The Federal Reserve's decision yesterday to cut the overnight lending rate from 5.25 percent to 4.75 percent will have a ripple effect for borrowers.
Banks lend one another money overnight to cover reserves and to meet other temporary obligations as they tally their books each day. The interest they pay on loans to one another immediately affects the prime interest rate, which is the rate lenders charge to their most creditworthy borrowers.
Interest rates on lots of short-term loans - including credit card debt, auto loans, and variable home-equity loans - are tied to the prime rate. Holders of some Chase Visa cards, for example, could see a drop in their payments as early as Friday.
That's because Chase calculates the interest rate for some of its credit cards based on the highest prime rate published in the Wall Street Journal two business days before the close of the billing cycle, said Paul Hartwick, spokesman for JPMorgan Chase & Co.'s credit card division, which is based in Wilmington.
Someone with a card with an interest rate of 6.99 points over yesterday's prime rate of 8.25 percent was paying an interest rate of 15.24 percent, he said. That will drop to 14.74 percent.
How quickly rates drop depends on the pricing policies of individual banks. McBride said that some banks tended to move more slowly to cut interest rates than they did to raise them.
Yesterday's decision by the Fed puts ordinary consumers in the same economic dilemma as businesses making major capital investments.
They have to decide when to borrow.
Take for example, Dennis Boyle's oldest daughter.

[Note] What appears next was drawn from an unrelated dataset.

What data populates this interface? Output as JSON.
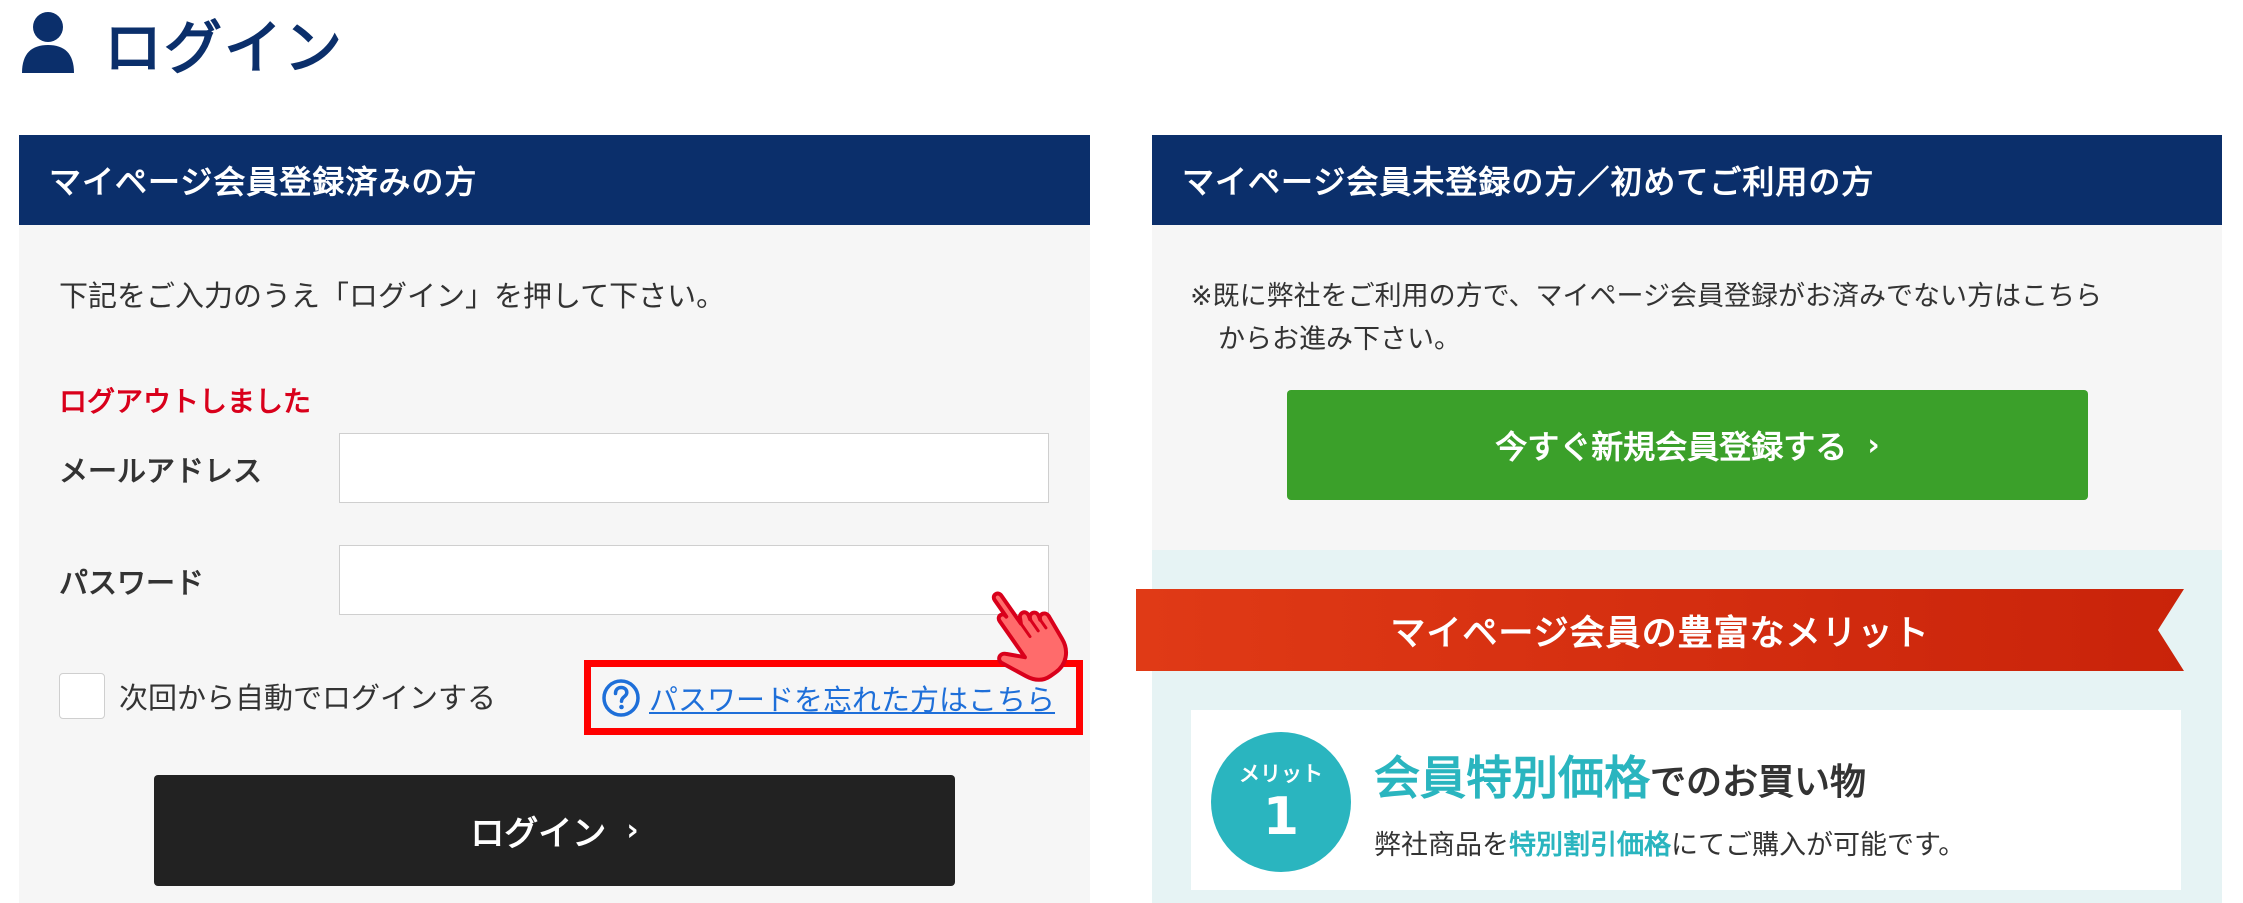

She is a psychology major at Rosemont College with four low-cost federal student loans that she must begin to pay off when she graduates in the spring.
She probably will rely on her father, the chief financial officer at Malvern Federal Savings Bank in Paoli, to advise her on whether interest rates are falling enough to replace the four loans with one consolidated loan at a lower rate.
"What she's been getting in the mail," he said, "are a lot of offers from banks to consolidate her loan now, because they know she's coming to the end of her term." But he said it might make sense for her to wait to see whether the Fed lowered rates again closer to her graduation.
Boyle also is watching the Fed as a banker. How quickly the Paoli bank lowers its rates on installment loans depends, he said, on how the market reacts.
"We really don't know what the appetite [for credit] is," he said. "We don't know how much people are holding back on adding that addition, or improving the bathroom. But you may see people more willing to spend during the holidays if their existing payments are lower."
Contact staff writer Jane M. Von Bergen at 215-854-2769 or firstname.lastname@example.org.
Here's how a one-quarter percentage point change in mortgage rates affects monthly payments on a $200,000 mortgage.*
Rate Monthly payment
*30-year, fixed-rate mortgage. The current monthly U.S. average rate is 6.86 percent.
SOURCE: HSH Associates